I’m talking about our bedroom. Well yes, there must be
something holding up the ceiling but I can hardly find it. 51 pictures paper the partitions. I just counted them. We have five bold Polish movie posters, 25 photos from trips, a few art posters, a batik and the rest are family photographs. Add to this 14 book cases and the walls are gone….but closing in.
I pity the landlord when the time comes to move. He will
need a ton of spackle and a dozen coats of industrial strength paint to restore the wall to its virgin state. If a tsunami should ever reach us we can float away on the raft of ancestors and offspring.
Albums of our travels transport me from the standing
stones of Salisbury to Gaudi’s fevered mosaics, from the canals of Bruges to Alaskan glaciers. Any one is a window to a charged destination.
Here is picture of my brother, Arthur, and me, circa age
three. I can’t quite find my face in this shot. Then again I’m not at all sure I would recognize myself today if I met me in a telephone booth. My brother was an only child for four years. I can see some sadness around his eyes. He’s trying hard to be obedient. Around my 30th birthday I became an only child. The cause of his death was the weight of heavy and great expectations. He drove into a mountain wall perhaps looking for a seam. The car couldn’t handle the turns at that speed and blood alcohol.
Below that picture is one of my father and mother. He would become Spencer Tracy to me but she could never be Kathryn Hepburn; more like the elderly Shelley Winters. They tried to be perfect parents. What they offered worked for me but not for Arthur.
My daughters-three also keep me company at various ages wearing well whatever damage I caused them. The problem with parenting is that we are groping our way along at the same time our children are. In fact the journey never stops but they have forgiven me my stumbles. Many lifetimes chronicle this room I wake into every morning.
And there are ghosts as well for Peggy whose daughter’s allotted time was cruelly shortened by cancer. Unsaid words still hang in the air. My step-son and his wife along with Peggy’s parents she hardly knew fill another wall that isn’t there. I almost forgot our unforgettable grandchildren whose smiling faces illuminate the dawn’s early light.

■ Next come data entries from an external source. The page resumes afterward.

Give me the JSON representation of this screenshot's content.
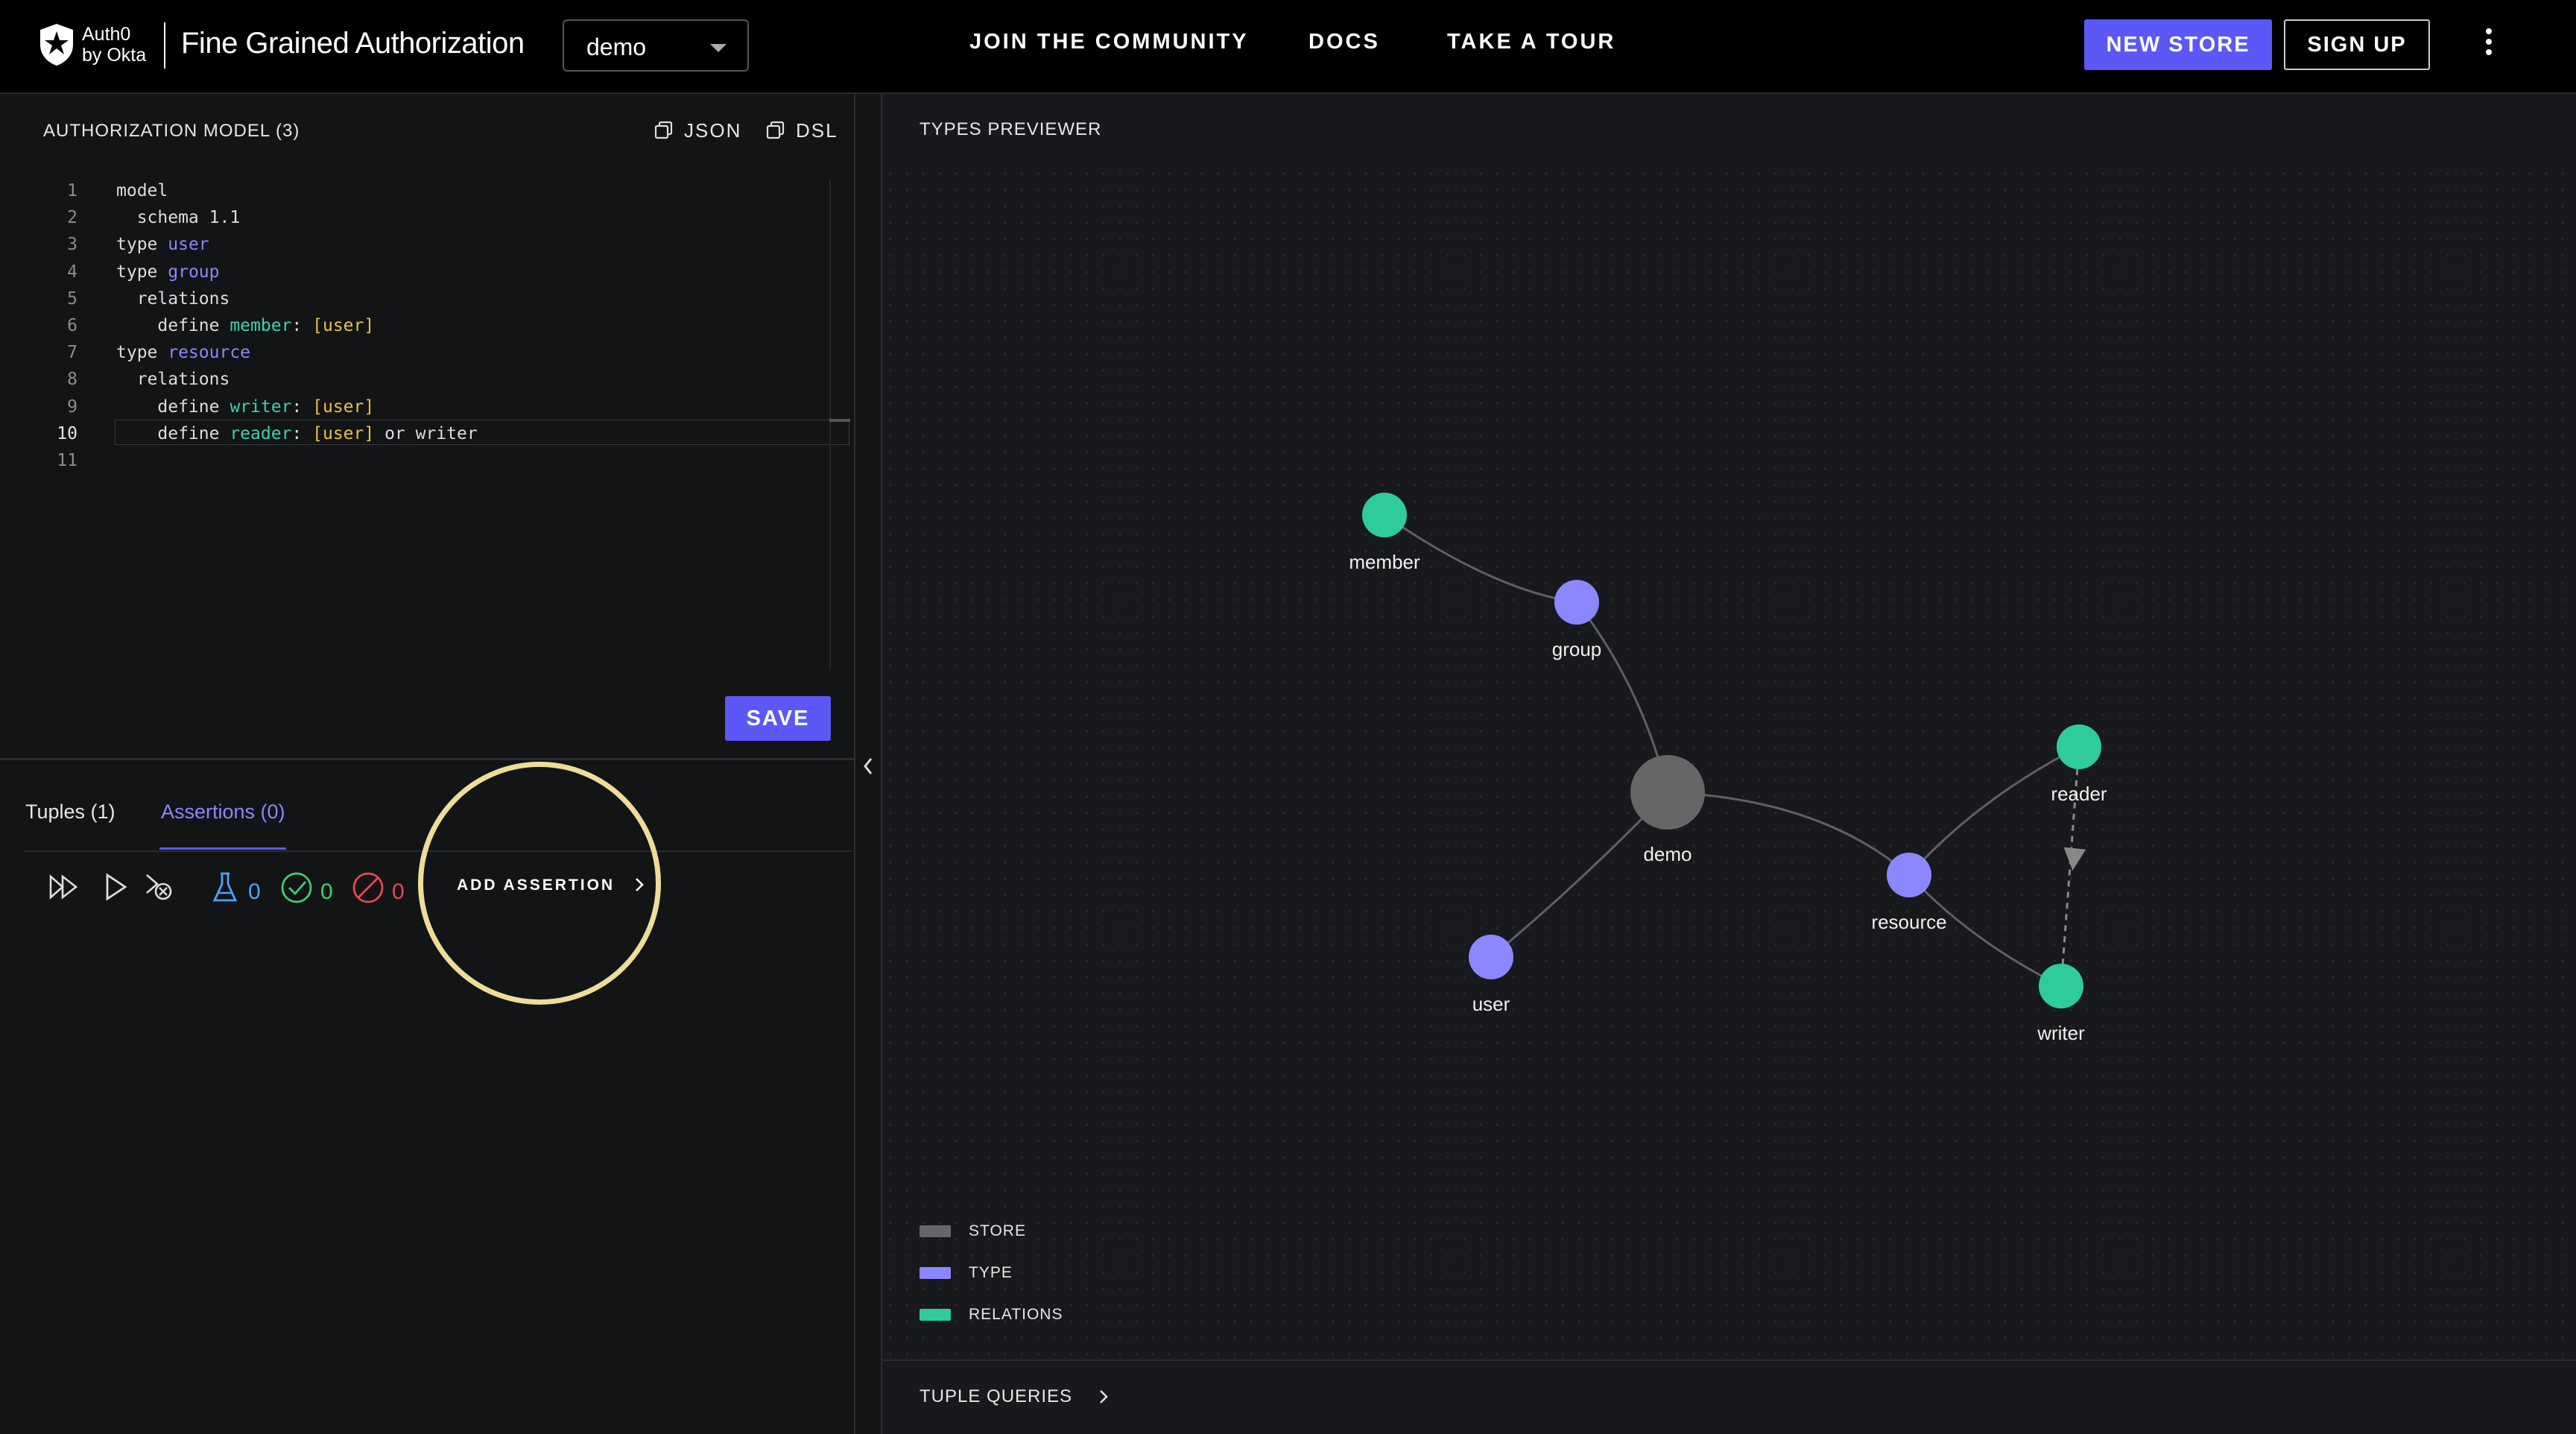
{
  "header": {
    "logo_line1": "Auth0",
    "logo_line2": "by Okta",
    "app_title": "Fine Grained Authorization",
    "store_selected": "demo",
    "nav": [
      "JOIN  THE COMMUNITY",
      "DOCS",
      "TAKE  A  TOUR"
    ],
    "new_store": "NEW STORE",
    "sign_up": "SIGN UP"
  },
  "model": {
    "title": "AUTHORIZATION MODEL (3)",
    "copy_json": "JSON",
    "copy_dsl": "DSL",
    "active_line": 10,
    "lines": [
      {
        "n": "1",
        "code": "model"
      },
      {
        "n": "2",
        "code": "  schema 1.1"
      },
      {
        "n": "3",
        "code": "type user"
      },
      {
        "n": "4",
        "code": "type group"
      },
      {
        "n": "5",
        "code": "  relations"
      },
      {
        "n": "6",
        "code": "    define member: [user]"
      },
      {
        "n": "7",
        "code": "type resource"
      },
      {
        "n": "8",
        "code": "  relations"
      },
      {
        "n": "9",
        "code": "    define writer: [user]"
      },
      {
        "n": "10",
        "code": "    define reader: [user] or writer"
      },
      {
        "n": "11",
        "code": ""
      }
    ],
    "save": "SAVE"
  },
  "bottom_tabs": {
    "tuples": "Tuples (1)",
    "assertions": "Assertions (0)",
    "active": "assertions"
  },
  "assertions_toolbar": {
    "icons": [
      "run-all-icon",
      "run-icon",
      "clear-icon",
      "flask-icon",
      "check-circle-icon",
      "blocked-icon"
    ],
    "total_count": "0",
    "pass_count": "0",
    "fail_count": "0",
    "add_assertion": "ADD ASSERTION",
    "colors": {
      "total": "#4aa3ff",
      "pass": "#3fd06b",
      "fail": "#e5484d"
    }
  },
  "types_previewer": {
    "title": "TYPES PREVIEWER",
    "nodes": [
      {
        "id": "demo",
        "label": "demo",
        "kind": "store"
      },
      {
        "id": "group",
        "label": "group",
        "kind": "type"
      },
      {
        "id": "member",
        "label": "member",
        "kind": "relation"
      },
      {
        "id": "user",
        "label": "user",
        "kind": "type"
      },
      {
        "id": "resource",
        "label": "resource",
        "kind": "type"
      },
      {
        "id": "reader",
        "label": "reader",
        "kind": "relation"
      },
      {
        "id": "writer",
        "label": "writer",
        "kind": "relation"
      }
    ],
    "edges": [
      {
        "from": "group",
        "to": "member"
      },
      {
        "from": "demo",
        "to": "group"
      },
      {
        "from": "demo",
        "to": "user"
      },
      {
        "from": "demo",
        "to": "resource"
      },
      {
        "from": "resource",
        "to": "reader"
      },
      {
        "from": "resource",
        "to": "writer"
      },
      {
        "from": "reader",
        "to": "writer",
        "dashed": true
      }
    ],
    "legend": [
      {
        "label": "STORE",
        "color": "#666666"
      },
      {
        "label": "TYPE",
        "color": "#8b87ff"
      },
      {
        "label": "RELATIONS",
        "color": "#2ecc9a"
      }
    ],
    "colors": {
      "store": "#666666",
      "type": "#8b87ff",
      "relation": "#2ecc9a",
      "edge": "#5f6066"
    }
  },
  "tuple_queries": "TUPLE QUERIES"
}
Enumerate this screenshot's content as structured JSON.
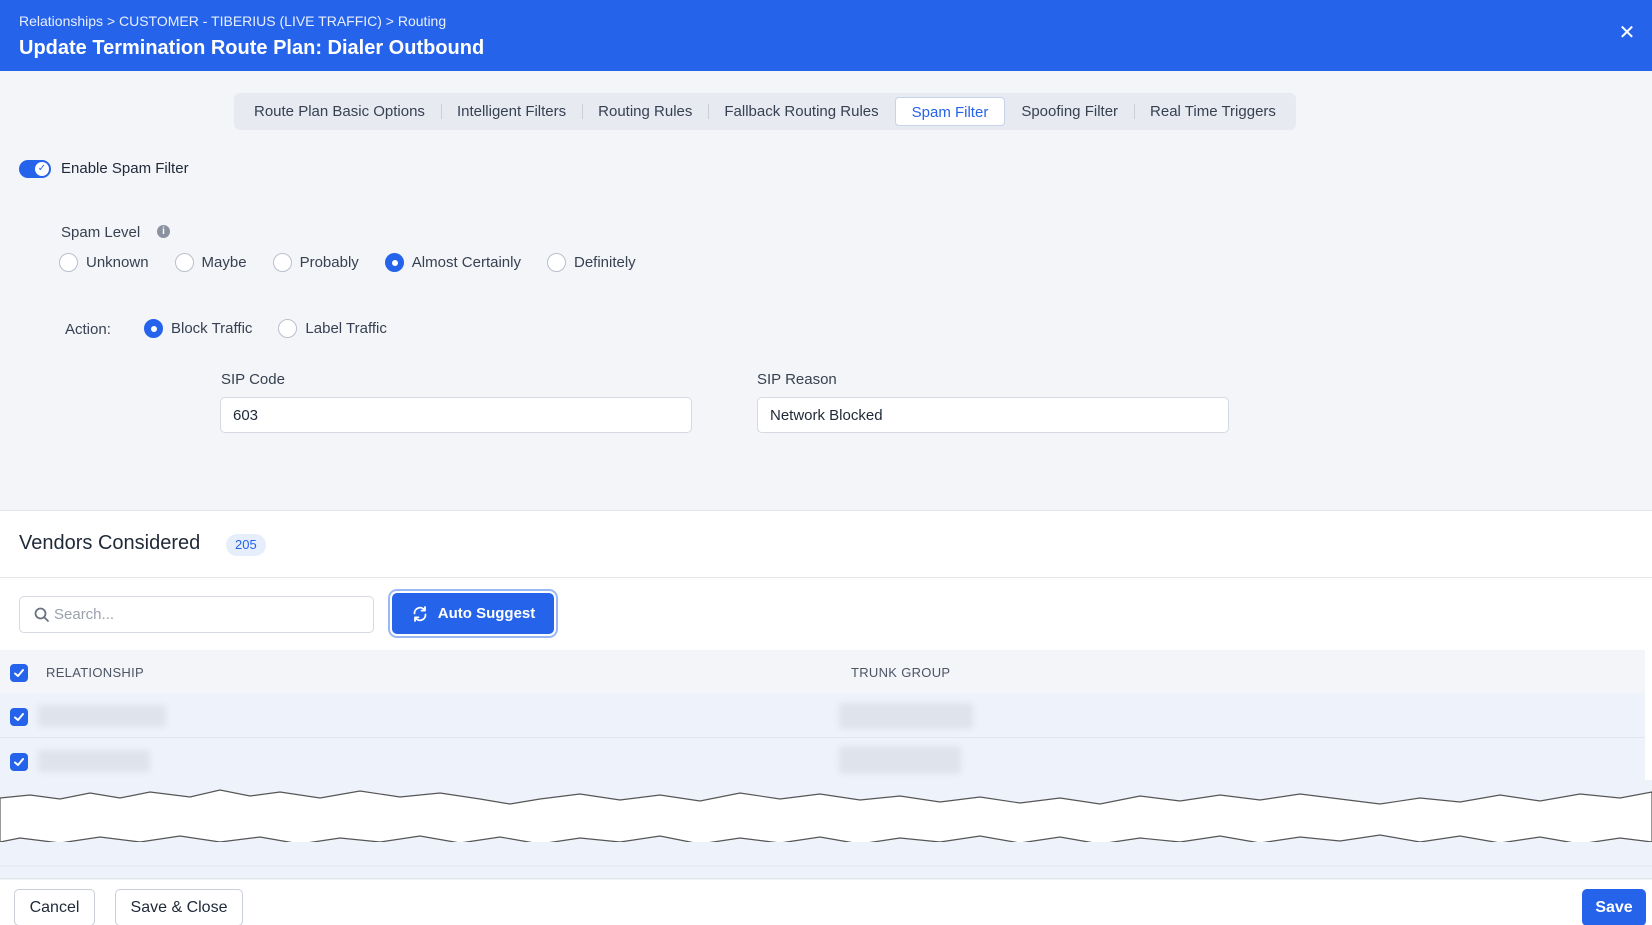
{
  "header": {
    "breadcrumb": "Relationships > CUSTOMER - TIBERIUS (LIVE TRAFFIC) > Routing",
    "title": "Update Termination Route Plan: Dialer Outbound",
    "close_icon": "close-icon"
  },
  "tabs": [
    {
      "label": "Route Plan Basic Options",
      "active": false
    },
    {
      "label": "Intelligent Filters",
      "active": false
    },
    {
      "label": "Routing Rules",
      "active": false
    },
    {
      "label": "Fallback Routing Rules",
      "active": false
    },
    {
      "label": "Spam Filter",
      "active": true
    },
    {
      "label": "Spoofing Filter",
      "active": false
    },
    {
      "label": "Real Time Triggers",
      "active": false
    }
  ],
  "spam_filter": {
    "enable_label": "Enable Spam Filter",
    "enabled": true,
    "spam_level_label": "Spam Level",
    "spam_levels": [
      "Unknown",
      "Maybe",
      "Probably",
      "Almost Certainly",
      "Definitely"
    ],
    "spam_level_selected": "Almost Certainly",
    "action_label": "Action:",
    "actions": [
      "Block Traffic",
      "Label Traffic"
    ],
    "action_selected": "Block Traffic",
    "sip_code_label": "SIP Code",
    "sip_code_value": "603",
    "sip_reason_label": "SIP Reason",
    "sip_reason_value": "Network Blocked"
  },
  "vendors": {
    "title": "Vendors Considered",
    "count": "205",
    "search_placeholder": "Search...",
    "auto_suggest_label": "Auto Suggest",
    "columns": [
      "RELATIONSHIP",
      "TRUNK GROUP"
    ]
  },
  "footer": {
    "cancel_label": "Cancel",
    "save_close_label": "Save & Close",
    "save_label": "Save"
  },
  "colors": {
    "accent": "#2563eb",
    "header_bg": "#2563eb",
    "panel_bg": "#f3f5f9"
  }
}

There are voices in discourse bouncing off the shelves. The bookcase contains volumes which survived the last attempt of winnowing. How can we part with our William Trevor collection or Virginia Woolf or Eudora Welty? Then there are the journals of Camus and G. Manley Hopkins, letters of Keats and Faulkner, correspondences, diaries, memoirs. In front of the books are sentinels of ceramic pieces, wind-ups toys, fossils, very special greeting cards and assorted objet d’art.
The pillow is a repository of my dreams. When I’m not late for trains and planes or searching for my parked car I find myself having super idyllic dreams. Last night I was walking in amaze through rolling fields near Dodger Stadium at Elysian Park. The stretch of greenery was terraced leading down to the Pacific. This was one of many such, all of them in verdant settings I’m reluctant to leave.
This room is a sanctuary. A somewhat cluttered space with scrupulously half-read New York Review of Books and a stationary bike I have pedaled from Patagonia to the Punjab. In the waking-up time poems and prose are sprung, half-in half-out of my mind. With Peggy at my side supplying needed oxygen I wouldn’t change a thing.